Rejections are bastards. That much is obvious. But they’re good too. They’re a reminder that you’re not ready yet. They bring you down to earth when your wife keeps telling you how bloody great you are and your mates tell you they couldn’t write anything nearly as good, what a talent, you’re so brill!
But I’m not brill. Certainly not yet. I’m learning, still studying the craft, searching for my elusive voice and a tale worth telling. My ambition remains, unperturbed by each “Sorry, but we don’t think your story is a great fit for our publication” or “Thanks, but we have to pass this time” or “You know this is shit, right? Stop wasting our time”.
I’m not giving up, though, just because I’m awful. Beethoven couldn’t play the piano when he was nine (probably?); Shakespeare had to learn how to spell before he could write Romeo & Juliet; and Michelangelo was drawing shitty stickmen before he ever imagined sketching out the ceiling of the Sistine Chapel.
Bloody hell, that sounds pretentious. I don’t consider myself among these creative geniuses, by any stretch of the imagination. I’m just trying to say even the greatest artists got rejected.

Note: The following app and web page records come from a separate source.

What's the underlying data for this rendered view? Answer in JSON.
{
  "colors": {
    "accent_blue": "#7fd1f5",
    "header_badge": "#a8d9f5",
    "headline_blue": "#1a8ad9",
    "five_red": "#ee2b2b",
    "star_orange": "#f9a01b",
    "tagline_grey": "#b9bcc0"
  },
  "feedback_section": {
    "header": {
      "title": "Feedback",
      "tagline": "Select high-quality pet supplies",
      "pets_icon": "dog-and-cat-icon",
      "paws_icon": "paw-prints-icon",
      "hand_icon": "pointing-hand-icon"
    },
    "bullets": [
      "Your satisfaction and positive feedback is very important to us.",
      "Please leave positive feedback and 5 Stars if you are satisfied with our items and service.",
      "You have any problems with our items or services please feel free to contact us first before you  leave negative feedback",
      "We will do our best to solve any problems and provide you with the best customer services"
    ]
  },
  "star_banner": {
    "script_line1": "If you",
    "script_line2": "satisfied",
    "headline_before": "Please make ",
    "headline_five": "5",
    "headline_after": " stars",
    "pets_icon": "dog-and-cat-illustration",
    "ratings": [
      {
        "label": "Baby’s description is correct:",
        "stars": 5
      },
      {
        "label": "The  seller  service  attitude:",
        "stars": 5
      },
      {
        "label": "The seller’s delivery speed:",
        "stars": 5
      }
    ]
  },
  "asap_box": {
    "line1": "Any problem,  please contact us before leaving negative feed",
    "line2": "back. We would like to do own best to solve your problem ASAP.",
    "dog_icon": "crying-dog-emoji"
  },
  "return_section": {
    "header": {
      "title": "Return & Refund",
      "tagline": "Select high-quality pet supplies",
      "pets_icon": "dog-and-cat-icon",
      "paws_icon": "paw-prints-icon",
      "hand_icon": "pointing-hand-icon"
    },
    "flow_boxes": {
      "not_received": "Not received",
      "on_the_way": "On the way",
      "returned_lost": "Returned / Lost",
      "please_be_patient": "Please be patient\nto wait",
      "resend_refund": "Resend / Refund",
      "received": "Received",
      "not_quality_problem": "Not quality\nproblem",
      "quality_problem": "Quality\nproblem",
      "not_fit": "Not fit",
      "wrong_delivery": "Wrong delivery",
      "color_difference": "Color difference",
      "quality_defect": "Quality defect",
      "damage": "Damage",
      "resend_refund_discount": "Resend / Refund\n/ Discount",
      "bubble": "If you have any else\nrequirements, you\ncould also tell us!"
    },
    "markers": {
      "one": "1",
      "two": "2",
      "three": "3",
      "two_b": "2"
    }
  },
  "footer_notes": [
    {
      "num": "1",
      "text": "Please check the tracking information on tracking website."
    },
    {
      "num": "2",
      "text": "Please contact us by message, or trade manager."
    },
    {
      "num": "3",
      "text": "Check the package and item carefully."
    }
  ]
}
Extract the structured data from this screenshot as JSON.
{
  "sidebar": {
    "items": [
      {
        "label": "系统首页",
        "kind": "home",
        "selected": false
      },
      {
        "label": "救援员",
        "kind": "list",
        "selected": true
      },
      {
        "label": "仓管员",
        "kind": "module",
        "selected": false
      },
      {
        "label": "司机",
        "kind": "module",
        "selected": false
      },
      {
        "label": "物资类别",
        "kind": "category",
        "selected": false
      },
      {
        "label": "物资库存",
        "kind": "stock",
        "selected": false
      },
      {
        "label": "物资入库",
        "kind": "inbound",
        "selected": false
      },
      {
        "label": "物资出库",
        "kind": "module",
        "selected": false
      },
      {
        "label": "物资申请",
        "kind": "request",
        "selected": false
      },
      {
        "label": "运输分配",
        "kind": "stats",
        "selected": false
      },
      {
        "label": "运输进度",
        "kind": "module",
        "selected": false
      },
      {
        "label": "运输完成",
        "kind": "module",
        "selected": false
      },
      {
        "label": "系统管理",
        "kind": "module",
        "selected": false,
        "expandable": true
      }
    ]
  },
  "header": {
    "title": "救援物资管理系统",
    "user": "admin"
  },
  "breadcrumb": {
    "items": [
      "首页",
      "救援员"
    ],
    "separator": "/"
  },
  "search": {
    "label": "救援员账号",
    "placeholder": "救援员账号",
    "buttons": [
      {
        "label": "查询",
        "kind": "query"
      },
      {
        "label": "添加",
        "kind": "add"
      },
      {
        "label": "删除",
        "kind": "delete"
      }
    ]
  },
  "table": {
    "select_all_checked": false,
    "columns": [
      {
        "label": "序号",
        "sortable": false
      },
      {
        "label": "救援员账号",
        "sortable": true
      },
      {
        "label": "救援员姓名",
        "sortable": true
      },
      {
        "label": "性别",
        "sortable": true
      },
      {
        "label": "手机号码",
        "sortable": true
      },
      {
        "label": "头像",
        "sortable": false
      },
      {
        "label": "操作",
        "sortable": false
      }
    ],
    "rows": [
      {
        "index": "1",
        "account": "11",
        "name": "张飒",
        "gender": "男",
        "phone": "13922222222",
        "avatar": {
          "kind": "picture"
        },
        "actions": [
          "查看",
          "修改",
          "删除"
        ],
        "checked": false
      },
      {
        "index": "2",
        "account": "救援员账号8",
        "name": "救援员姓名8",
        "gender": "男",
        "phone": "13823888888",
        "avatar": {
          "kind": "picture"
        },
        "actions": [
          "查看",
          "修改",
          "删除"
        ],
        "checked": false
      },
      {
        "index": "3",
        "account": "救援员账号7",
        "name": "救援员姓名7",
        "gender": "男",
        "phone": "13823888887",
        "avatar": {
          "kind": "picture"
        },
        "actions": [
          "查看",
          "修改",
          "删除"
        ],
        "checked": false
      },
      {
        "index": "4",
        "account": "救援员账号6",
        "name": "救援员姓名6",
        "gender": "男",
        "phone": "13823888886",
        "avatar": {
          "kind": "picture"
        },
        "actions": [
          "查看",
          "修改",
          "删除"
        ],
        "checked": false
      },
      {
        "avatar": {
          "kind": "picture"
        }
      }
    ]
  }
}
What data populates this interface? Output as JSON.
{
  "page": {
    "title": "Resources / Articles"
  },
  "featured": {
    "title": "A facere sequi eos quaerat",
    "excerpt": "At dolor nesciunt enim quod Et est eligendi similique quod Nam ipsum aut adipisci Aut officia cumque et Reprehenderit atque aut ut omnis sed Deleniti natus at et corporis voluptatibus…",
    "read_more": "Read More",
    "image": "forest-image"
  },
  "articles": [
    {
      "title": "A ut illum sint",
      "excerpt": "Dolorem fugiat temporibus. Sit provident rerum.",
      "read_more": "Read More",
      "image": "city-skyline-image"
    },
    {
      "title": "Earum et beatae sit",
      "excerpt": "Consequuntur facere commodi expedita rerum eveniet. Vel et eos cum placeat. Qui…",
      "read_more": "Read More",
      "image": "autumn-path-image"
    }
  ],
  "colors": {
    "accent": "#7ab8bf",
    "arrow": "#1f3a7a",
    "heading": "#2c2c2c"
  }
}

I wonder how many architects saw Michelangelo’s plans and said, “Dear sir, apologies, but your ideas don’t really fit with the theme of our building. All the best in finding your drawings a home. PS. For future reference, we prefer correspondence by letter. Your pigeon’s excrement has made a mockery of my mahogany desk.”